■ **Task item**: Show all the lines in the data below that include the word "JSON".

•••

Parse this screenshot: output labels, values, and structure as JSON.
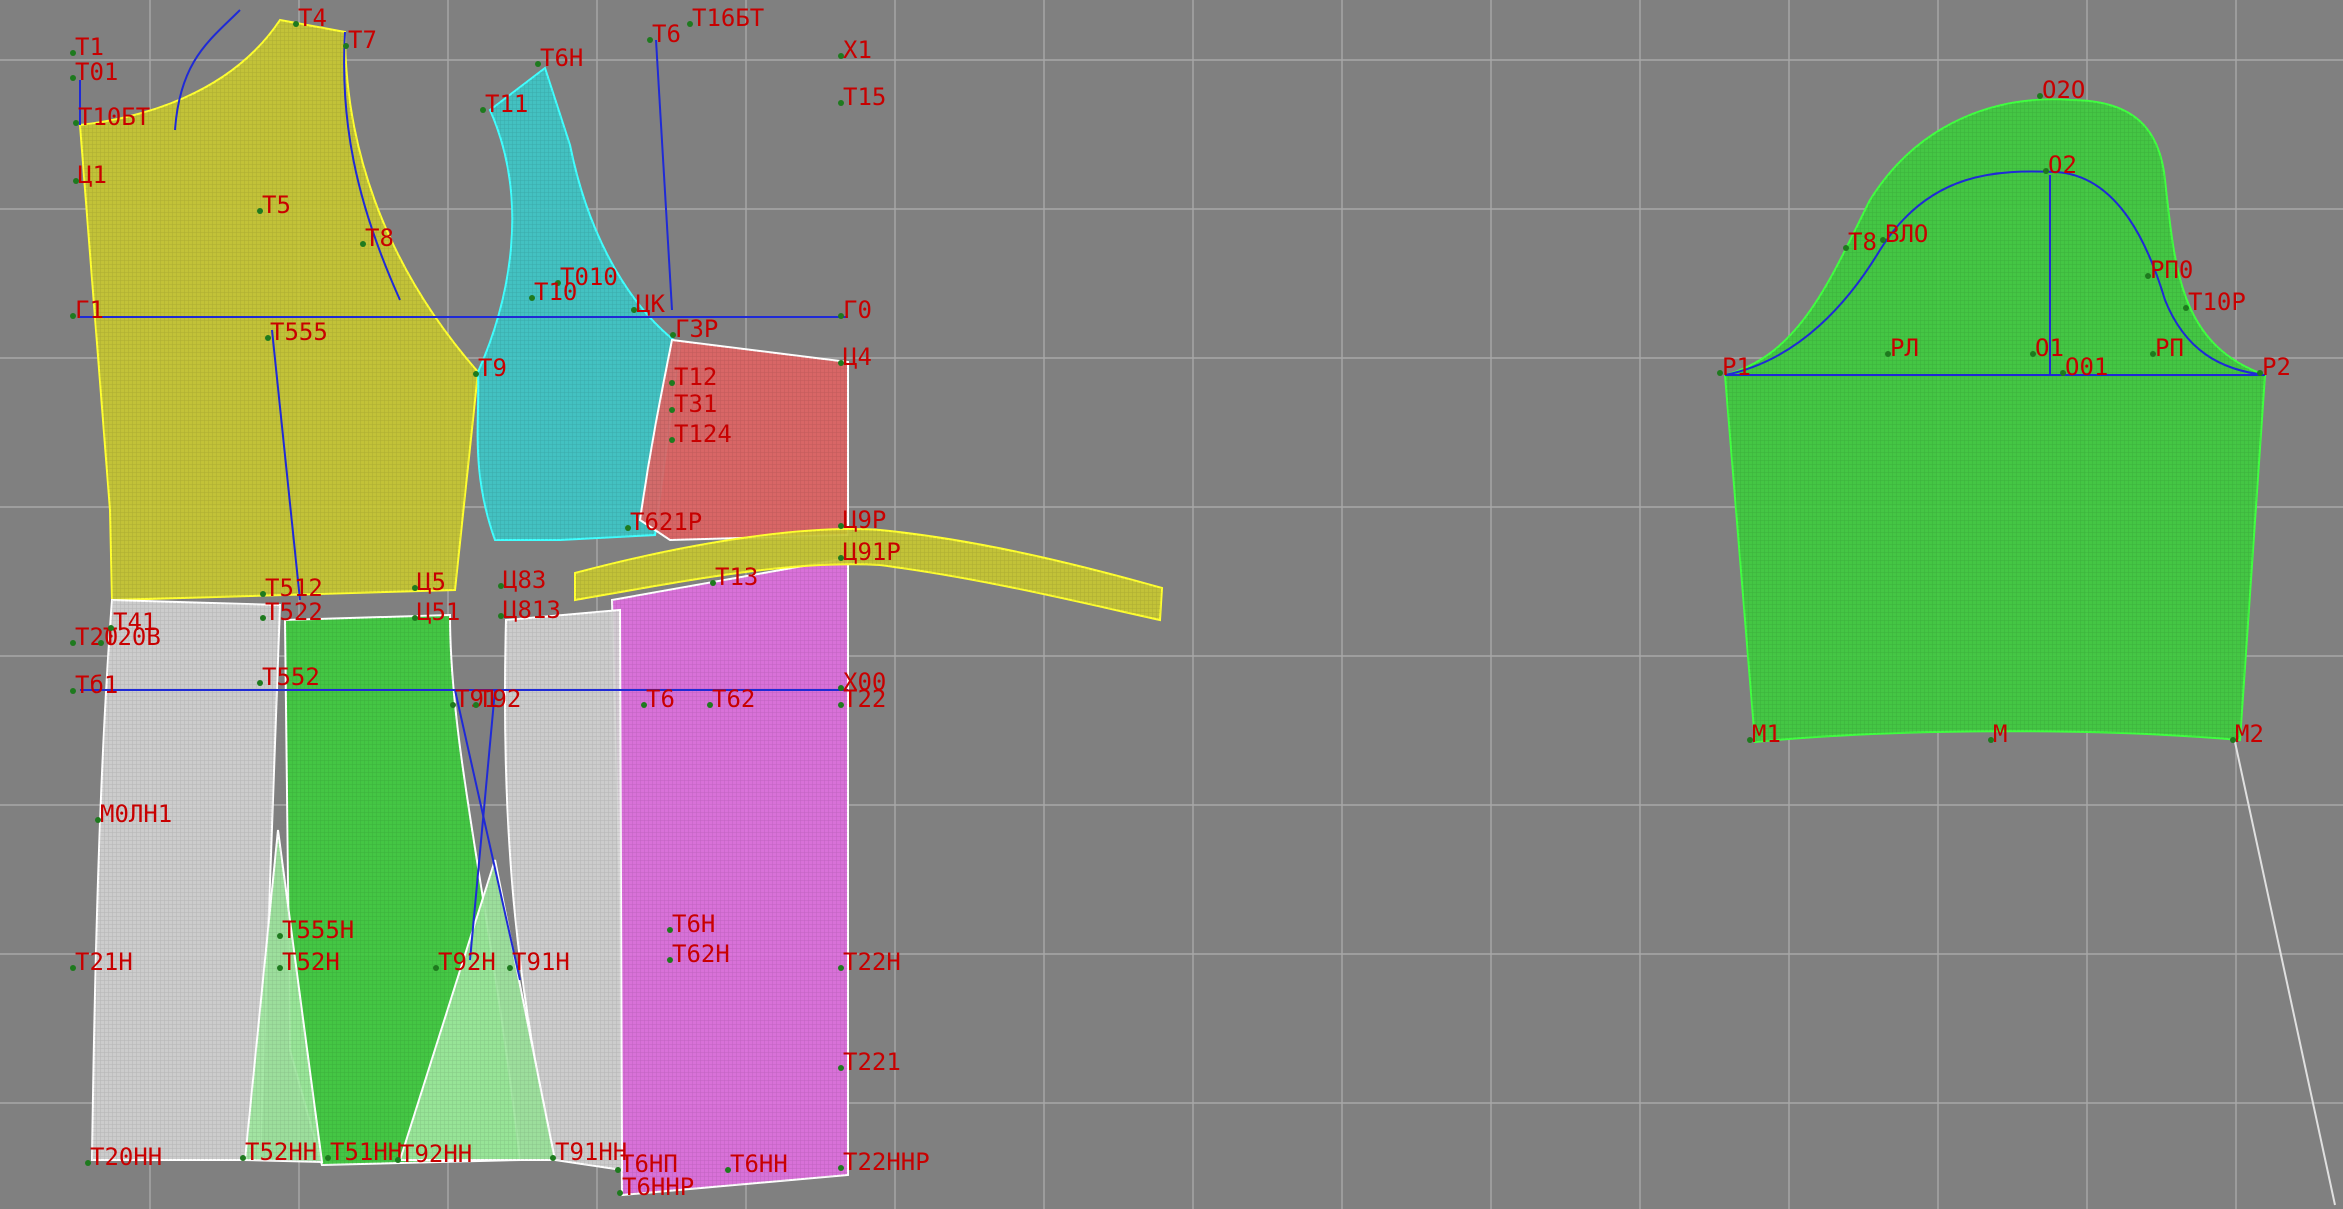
{
  "colors": {
    "background": "#808080",
    "grid": "#a8a8a8",
    "label": "#c80000",
    "construction_line": "#1f2ad6",
    "point": "#1e7a1e",
    "piece_yellow": "#c8c832",
    "piece_cyan": "#3ec7c7",
    "piece_red": "#e06464",
    "piece_magenta": "#e070e0",
    "piece_green": "#3fcc3f",
    "piece_light_green": "#9ee69e",
    "piece_white": "#d2d2d2",
    "outline_yellow": "#ffff30",
    "outline_cyan": "#40ffff",
    "outline_white": "#ffffff",
    "outline_green": "#40ff40"
  },
  "pieces": [
    {
      "id": "back-yoke-upper",
      "color": "piece_yellow"
    },
    {
      "id": "front-upper",
      "color": "piece_cyan"
    },
    {
      "id": "side-red",
      "color": "piece_red"
    },
    {
      "id": "front-lower",
      "color": "piece_magenta"
    },
    {
      "id": "belt-strip",
      "color": "piece_yellow"
    },
    {
      "id": "back-lower-left",
      "color": "piece_white"
    },
    {
      "id": "back-lower-middle",
      "color": "piece_green"
    },
    {
      "id": "side-lower",
      "color": "piece_white"
    },
    {
      "id": "godet-left",
      "color": "piece_light_green"
    },
    {
      "id": "godet-right",
      "color": "piece_light_green"
    },
    {
      "id": "sleeve",
      "color": "piece_green"
    }
  ],
  "labels": [
    {
      "text": "Т1"
    },
    {
      "text": "Т01"
    },
    {
      "text": "Т10БТ"
    },
    {
      "text": "Ц1"
    },
    {
      "text": "Т5"
    },
    {
      "text": "Т7"
    },
    {
      "text": "Т4"
    },
    {
      "text": "Т8"
    },
    {
      "text": "Г1"
    },
    {
      "text": "Т555"
    },
    {
      "text": "Т9"
    },
    {
      "text": "Т11"
    },
    {
      "text": "Т6"
    },
    {
      "text": "Т16БТ"
    },
    {
      "text": "Т6Н"
    },
    {
      "text": "Х1"
    },
    {
      "text": "Т15"
    },
    {
      "text": "Т010"
    },
    {
      "text": "Т10"
    },
    {
      "text": "ЦК"
    },
    {
      "text": "Г3Р"
    },
    {
      "text": "Г0"
    },
    {
      "text": "Ц4"
    },
    {
      "text": "Т12"
    },
    {
      "text": "Т31"
    },
    {
      "text": "Т124"
    },
    {
      "text": "Т621Р"
    },
    {
      "text": "Ц9Р"
    },
    {
      "text": "Ц91Р"
    },
    {
      "text": "Т512"
    },
    {
      "text": "Т522"
    },
    {
      "text": "Ц5"
    },
    {
      "text": "Ц51"
    },
    {
      "text": "Ц83"
    },
    {
      "text": "Ц813"
    },
    {
      "text": "Т13"
    },
    {
      "text": "Т20"
    },
    {
      "text": "Т20В"
    },
    {
      "text": "Т41"
    },
    {
      "text": "Т552"
    },
    {
      "text": "Тб1"
    },
    {
      "text": "Т91"
    },
    {
      "text": "Т92"
    },
    {
      "text": "Т6"
    },
    {
      "text": "Т62"
    },
    {
      "text": "Х00"
    },
    {
      "text": "Т22"
    },
    {
      "text": "М0ЛН1"
    },
    {
      "text": "Т555Н"
    },
    {
      "text": "Т52Н"
    },
    {
      "text": "Т92Н"
    },
    {
      "text": "Т91Н"
    },
    {
      "text": "Т6Н"
    },
    {
      "text": "Т62Н"
    },
    {
      "text": "Т22Н"
    },
    {
      "text": "Т21Н"
    },
    {
      "text": "Т221"
    },
    {
      "text": "Т20НН"
    },
    {
      "text": "Т52НН"
    },
    {
      "text": "Т51НН"
    },
    {
      "text": "Т92НН"
    },
    {
      "text": "Т91НН"
    },
    {
      "text": "Т6НП"
    },
    {
      "text": "Т6НН"
    },
    {
      "text": "Т22ННР"
    },
    {
      "text": "Т6ННР"
    },
    {
      "text": "О2О"
    },
    {
      "text": "О2"
    },
    {
      "text": "Т8"
    },
    {
      "text": "ВЛО"
    },
    {
      "text": "РП0"
    },
    {
      "text": "Т10Р"
    },
    {
      "text": "Р1"
    },
    {
      "text": "РЛ"
    },
    {
      "text": "О1"
    },
    {
      "text": "О01"
    },
    {
      "text": "РП"
    },
    {
      "text": "Р2"
    },
    {
      "text": "М1"
    },
    {
      "text": "М"
    },
    {
      "text": "М2"
    }
  ]
}
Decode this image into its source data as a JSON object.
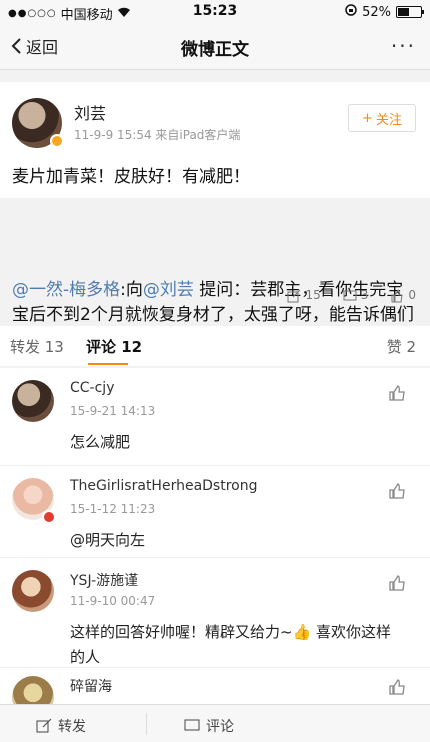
{
  "status_bar": {
    "carrier": "中国移动",
    "time": "15:23",
    "battery_percent": "52%",
    "battery_level": 0.52
  },
  "nav": {
    "back_label": "返回",
    "title": "微博正文",
    "more_label": "···"
  },
  "post": {
    "author": "刘芸",
    "meta": "11-9-9 15:54  来自iPad客户端",
    "follow_label": "关注",
    "text": "麦片加青菜！皮肤好！有减肥！",
    "repost": {
      "mention": "@一然-梅多格",
      "prefix_text": ":向",
      "mention2": "@刘芸",
      "body": " 提问：芸郡主，看你生完宝宝后不到2个月就恢复身材了，太强了呀，能告诉偶们秘诀吗?"
    },
    "stats": {
      "reposts": "15",
      "comments": "3",
      "likes": "0"
    }
  },
  "tabs": {
    "repost": "转发 13",
    "comment": "评论 12",
    "like": "赞 2"
  },
  "comments": [
    {
      "name": "CC-cjy",
      "date": "15-9-21 14:13",
      "body": "怎么减肥"
    },
    {
      "name": "TheGirlisratHerheaDstrong",
      "date": "15-1-12 11:23",
      "body": "@明天向左"
    },
    {
      "name": "YSJ-游施谨",
      "date": "11-9-10 00:47",
      "body": "这样的回答好帅喔！精辟又给力~👍 喜欢你这样的人"
    },
    {
      "name": "碎留海",
      "date": "",
      "body": ""
    }
  ],
  "toolbar": {
    "repost_label": "转发",
    "comment_label": "评论"
  },
  "colors": {
    "accent": "#f38b17",
    "link": "#4f7cad"
  }
}
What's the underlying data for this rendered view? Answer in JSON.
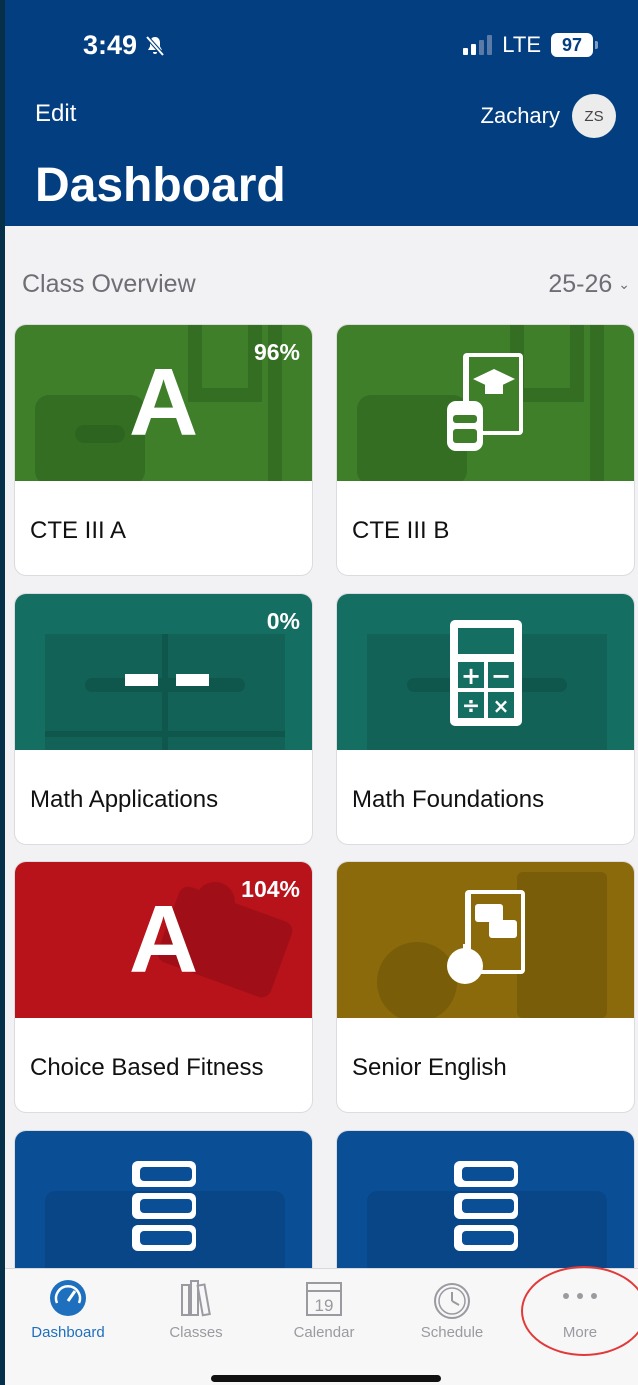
{
  "status": {
    "time": "3:49",
    "network": "LTE",
    "battery": "97"
  },
  "header": {
    "edit_label": "Edit",
    "user_name": "Zachary",
    "avatar_initials": "ZS",
    "title": "Dashboard"
  },
  "section": {
    "label": "Class Overview",
    "year": "25-26"
  },
  "classes": [
    {
      "name": "CTE III A",
      "grade": "A",
      "percent": "96%",
      "color": "#3f7f2a"
    },
    {
      "name": "CTE III B",
      "grade": "",
      "percent": "",
      "color": "#3f7f2a",
      "icon": "book-graduation-icon"
    },
    {
      "name": "Math Applications",
      "grade": "--",
      "percent": "0%",
      "color": "#156e62"
    },
    {
      "name": "Math Foundations",
      "grade": "",
      "percent": "",
      "color": "#156e62",
      "icon": "calculator-icon"
    },
    {
      "name": "Choice Based Fitness",
      "grade": "A",
      "percent": "104%",
      "color": "#b8121a"
    },
    {
      "name": "Senior English",
      "grade": "",
      "percent": "",
      "color": "#8a6a0a",
      "icon": "book-apple-icon"
    },
    {
      "name": "",
      "grade": "",
      "percent": "",
      "color": "#0a4f96",
      "icon": "stacked-books-icon"
    },
    {
      "name": "",
      "grade": "",
      "percent": "",
      "color": "#0a4f96",
      "icon": "stacked-books-icon"
    }
  ],
  "tabs": [
    {
      "label": "Dashboard",
      "icon": "speedometer-icon",
      "active": true
    },
    {
      "label": "Classes",
      "icon": "books-icon",
      "active": false
    },
    {
      "label": "Calendar",
      "icon": "calendar-icon",
      "active": false,
      "day": "19"
    },
    {
      "label": "Schedule",
      "icon": "clock-icon",
      "active": false
    },
    {
      "label": "More",
      "icon": "ellipsis-icon",
      "active": false
    }
  ],
  "colors": {
    "header": "#033e80",
    "accent": "#1f6fbf",
    "annotation": "#e23a3a"
  }
}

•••

■ **Exercise solution**:
Parse this screenshot: output labels, values, and structure as JSON.
Decode this image into its source data as a JSON object.
What's the underlying data for this rendered view? Answer in JSON.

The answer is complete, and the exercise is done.